Scene: A cell in a holding facility at Woodview Detention Center in St. Paul, Minnesota, the summer of 1961. The cubicle, cell or room, however one may want to see it, is furnished with an iron cot, and me, the occupant; I am 14-years old, and I am required to be in here for my first 24-hours at the facility before going to a larger cell with (perhaps) other kids (or as they call us, delinquents). The cell is clean, perhaps too clean, and not much in it. The floor shines, tile like substance, as are the walls, brick style. It is late in the evening, a breeze lingers, brings a chill, a ting of mist perhaps from the nearby Mississippi River.
I stand silent in my cell, a bit intoxicated, a little disorientated, fogy with a T-shirt on, a pair of worn jeans, my hair must be messy, I really can’t see it clear, though the little door window with a screen through it; I can see the other cells thought, and I seem satisfied with the way I look, my appearance. I am well toned, my muscles that is, from weightlifting, running track and gymnastics. No tattoos; I am considered to be a good-looking kid, for the most part.
–My brother, Mike, went to Redwing, a few steps up from where I am, in the incarceration field, likened to ‘Boys Town,’ I suppose (he is two years my senior).
In a few days I will go to court for under age drinking–the judge, he is the key here, my mother will be with me, notably the judge will want to give me mercy (my first offence), but I will say ‘No!’ to this offer of kindness (perhaps at this time I seen it as pity); this will be the only time see my mother cry in her life (I know she ((perchance)) has cried before, but I have not ever seen her do so.

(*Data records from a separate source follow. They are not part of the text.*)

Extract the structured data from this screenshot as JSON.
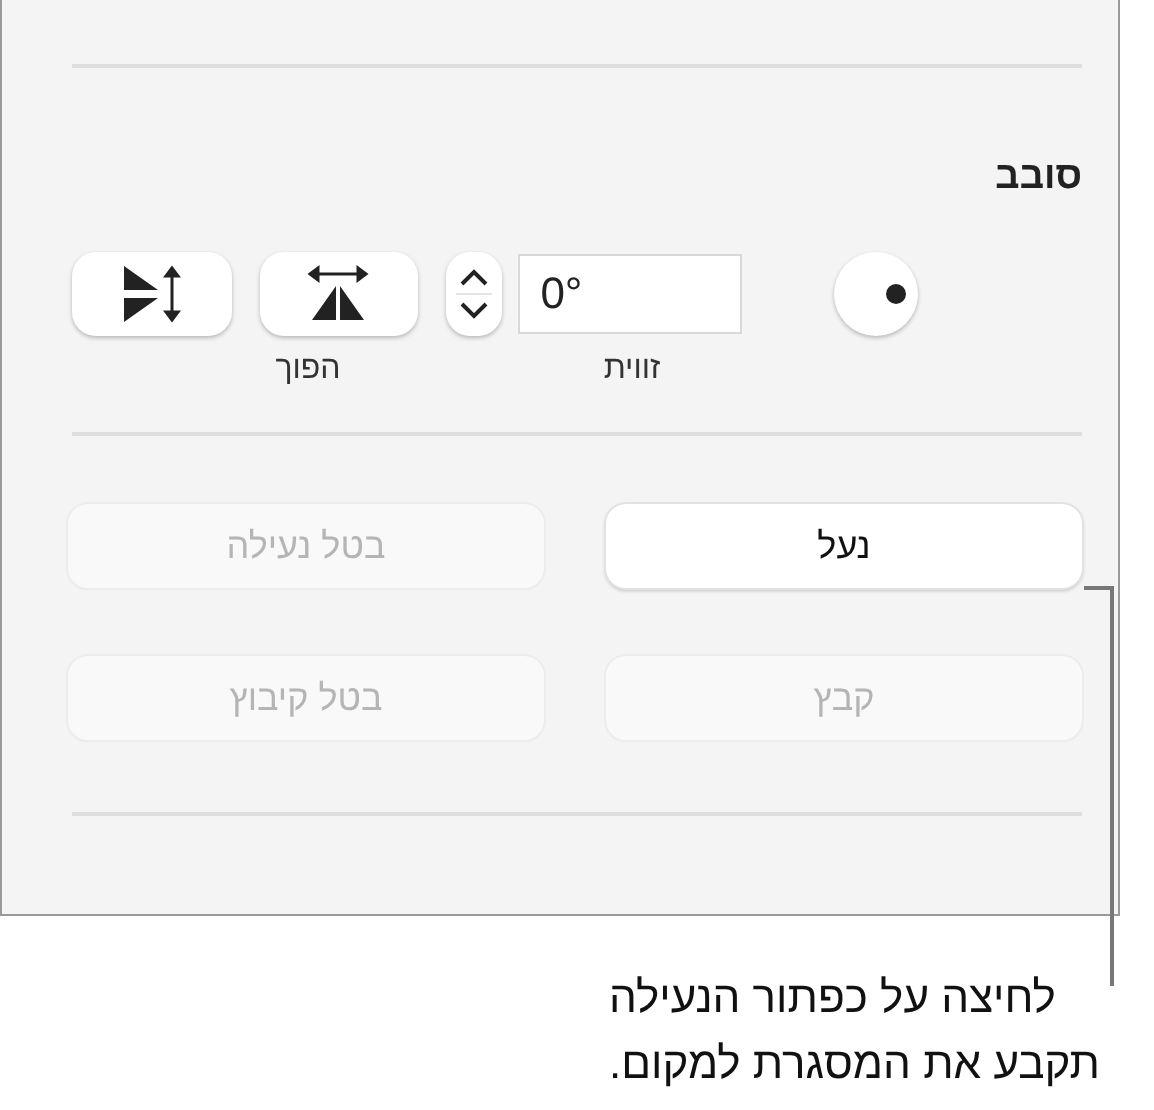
{
  "section": {
    "title": "סובב"
  },
  "rotate": {
    "angle_value": "0°",
    "angle_label": "זווית",
    "flip_label": "הפוך"
  },
  "buttons": [
    {
      "label": "נעל",
      "disabled": false
    },
    {
      "label": "בטל נעילה",
      "disabled": true
    },
    {
      "label": "קבץ",
      "disabled": true
    },
    {
      "label": "בטל קיבוץ",
      "disabled": true
    }
  ],
  "callout_lines": [
    "לחיצה על כפתור הנעילה",
    "תקבע את המסגרת למקום."
  ]
}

“Why?” asks the judge “do you torture your mother like this, and slash at me with pride?”
I had told the judge to send me to jail, to Redwing, like my brother, who was presently there. Said the judge with difficulty trying to figure me out, “The police found you sitting on a case of beer in the playgrounds by Cayuga Street, next to your house, called ‘Indian’s Hill,” drunk, and all you had to say was: an old drunk bought the beer for you.”
Not sure if that was a question or a statement, but I didn’t say a word, I felt bad my mother was crying, and the judge was right, my pride had gotten in my way, so I left him no choice but to lock me up. And here I am standing in this cell looking right and left down and up the corridor.

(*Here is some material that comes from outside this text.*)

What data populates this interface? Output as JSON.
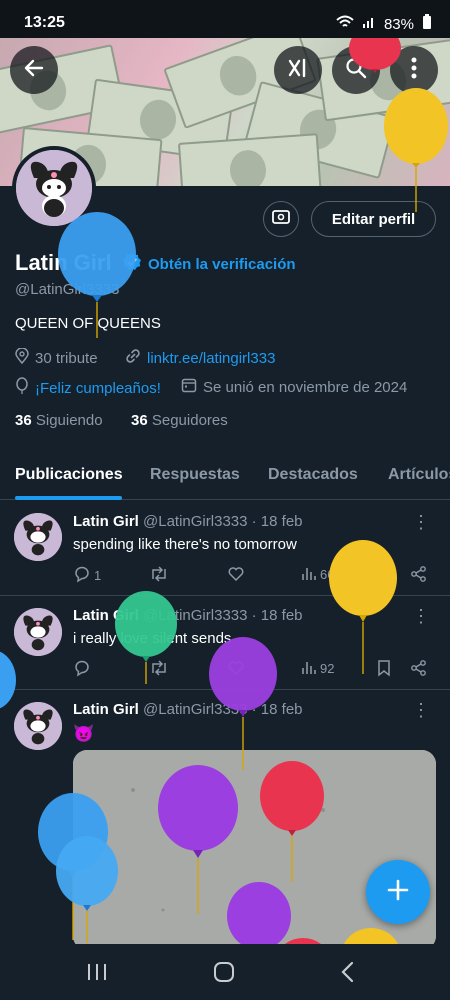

Odd. Chick or Dennis, as I was called [ds]. Nobody gets much fresh air in a cell, so it seems, and its worse in the summer. I paced the floor, knowing there was no way out. Counted the bricks in the cell on each side of the walls, 245, that is when I stopped counting and listened to the sounds of the corridor. People snoring, talking, doors from the staff opening and shutting, flashlights checking on everyone, even me; all nightlong. I heard Pat Boones new song, “Moody River,” it fit this time and place, it was as if it was written and sung just for me. They must have been playing it in the office down the hall.

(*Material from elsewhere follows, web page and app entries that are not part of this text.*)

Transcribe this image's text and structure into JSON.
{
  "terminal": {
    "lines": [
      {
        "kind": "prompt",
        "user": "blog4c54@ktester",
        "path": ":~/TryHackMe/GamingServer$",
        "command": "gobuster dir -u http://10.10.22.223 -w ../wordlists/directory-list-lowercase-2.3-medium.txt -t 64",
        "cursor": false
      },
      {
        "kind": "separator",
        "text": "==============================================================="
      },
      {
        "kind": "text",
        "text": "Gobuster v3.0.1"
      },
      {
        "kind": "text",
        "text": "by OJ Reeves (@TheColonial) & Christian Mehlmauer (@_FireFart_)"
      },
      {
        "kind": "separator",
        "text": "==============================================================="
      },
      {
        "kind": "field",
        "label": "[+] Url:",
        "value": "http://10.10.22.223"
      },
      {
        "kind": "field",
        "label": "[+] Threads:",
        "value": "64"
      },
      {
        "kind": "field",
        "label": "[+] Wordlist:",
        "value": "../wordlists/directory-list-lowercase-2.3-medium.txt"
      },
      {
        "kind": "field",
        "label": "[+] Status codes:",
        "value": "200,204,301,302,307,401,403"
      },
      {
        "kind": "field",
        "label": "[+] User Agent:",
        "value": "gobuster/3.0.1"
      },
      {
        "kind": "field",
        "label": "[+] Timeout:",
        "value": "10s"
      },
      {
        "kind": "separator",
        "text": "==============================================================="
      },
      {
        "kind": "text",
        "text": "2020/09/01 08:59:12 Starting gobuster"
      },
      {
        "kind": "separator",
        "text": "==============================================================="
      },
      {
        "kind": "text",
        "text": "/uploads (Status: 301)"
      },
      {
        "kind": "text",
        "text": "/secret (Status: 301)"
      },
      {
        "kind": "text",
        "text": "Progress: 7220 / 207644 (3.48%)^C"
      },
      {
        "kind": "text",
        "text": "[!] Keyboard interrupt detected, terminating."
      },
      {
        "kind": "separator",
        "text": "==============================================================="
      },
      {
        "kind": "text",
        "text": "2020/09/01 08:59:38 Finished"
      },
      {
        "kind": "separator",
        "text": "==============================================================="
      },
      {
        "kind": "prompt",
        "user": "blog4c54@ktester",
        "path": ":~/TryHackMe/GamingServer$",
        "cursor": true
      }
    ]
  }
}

Morning. “Want some breakfast?” said a voice standing outside my door; I got up, “Yeah!” I said, and the door opened and he put the try on a steel gray looking desk across from my bed, and left.
I was surprised the morning came so quick. I got thinking: is there a warden to this place? Then I saw folks being taken to the back outside area, fenced in of course, for sports. I saw a bit envious, and yet I had another 18-hours to go in this cell before I could join the rest.
About this time of my incarceration I had asked myself ‘why,’ and left it at that. I didn’t know at the time but I’d spend two weeks here, a death sentence to me almost. And at the end of the two weeks, my attitude would change. I learned from this experience, if anything, you change, or there will be people willing to spend a lot of time trying to change you. But that of course would call for a readjustment of mind-set, and/or way of thinking.
I felt I was in an eggshell, with two windows, and I was witnessing the world go by. I knew I was in a holding area after a week, and the judge was going to come out and see me. I was hoping I’d not have to remain here two weeks, but I was wrong, the judge wanted to make a point, and he did.
The interesting thing I discovered was, I begged to be allowed the second day, to mop the whole building, facility, the floors, just to be out of the eggshell. And as the few Sunday’s came, I went to church, to get out of my cell, and on Saturday’s, I went to craft shop for the same reasons. When I was locked up, I felt like I needed to vomit, I was gasping for air. I said to myself, calm down, be cool, like everyone else, and I did, got to go to the big aquarium, the cell down the hall with the four teenagers in it, like me; I thought that was a great reward.
Written 5/18/2006, at the Café Angello, Lima, Peru